And what have you learnt about this illness and life with this illness?
Darling, what I’ve learnt first and foremost is that Hypertension is a silent killer, creeps up on a person like a thief in the night and it attacks the brain, the CPU of the body. It detects worry and feeds off it, causing the pressure of the blood flow to increase so much so that the arteries and vessels are liable to explode. I have also learnt that whatever we feed the body with helps significantly in reducing the negative effects that accompany these illnesses. These 18 years have been tests for me whereas I struggled to keep the blood pressure at an average rate so that I may be able to function optimally, there have been highs and lows in my life thus far with it however given the two grave circumstances which I underwent I believe that life with hypertension will be smoother because now, I am on my P’s and Q’s where it comes to monitoring the blood pressure, maintaining a balanced diet and taking the relevant medications.

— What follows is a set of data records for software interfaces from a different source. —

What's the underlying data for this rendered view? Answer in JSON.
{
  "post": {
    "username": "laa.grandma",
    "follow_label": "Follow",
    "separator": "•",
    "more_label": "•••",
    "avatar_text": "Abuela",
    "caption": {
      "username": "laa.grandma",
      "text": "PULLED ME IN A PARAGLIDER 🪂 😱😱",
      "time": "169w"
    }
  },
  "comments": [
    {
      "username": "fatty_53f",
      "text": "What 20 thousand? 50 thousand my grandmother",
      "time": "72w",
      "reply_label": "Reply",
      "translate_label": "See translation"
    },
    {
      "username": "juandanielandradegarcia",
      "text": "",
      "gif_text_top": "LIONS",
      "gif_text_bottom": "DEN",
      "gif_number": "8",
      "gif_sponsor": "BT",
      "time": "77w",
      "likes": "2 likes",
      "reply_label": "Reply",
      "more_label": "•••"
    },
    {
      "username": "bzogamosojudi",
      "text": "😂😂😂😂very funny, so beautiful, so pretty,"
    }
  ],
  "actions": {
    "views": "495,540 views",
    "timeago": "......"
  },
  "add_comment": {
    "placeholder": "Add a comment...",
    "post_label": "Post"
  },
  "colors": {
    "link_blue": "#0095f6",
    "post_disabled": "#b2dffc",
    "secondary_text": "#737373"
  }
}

Lesson well learnt! What advice do you give to family members who have loved ones (relatives and friends) in critical conditions and are becoming hopeless?
Pray ceaselessly. There’s nothing impossible for God. Extend your faith. Hold on to His unchanging hand. He has done it for me and He will do it for you. I am a living, breathing miracle. I leave you with this song ‘There’s not one Broken Vessel’. In addition, try as best as possible to remove all the stressful elements that may cause worry and the blood pressure to elevate.
Thank you Mrs. Smith Barclay for sharing such an inspiring story with us!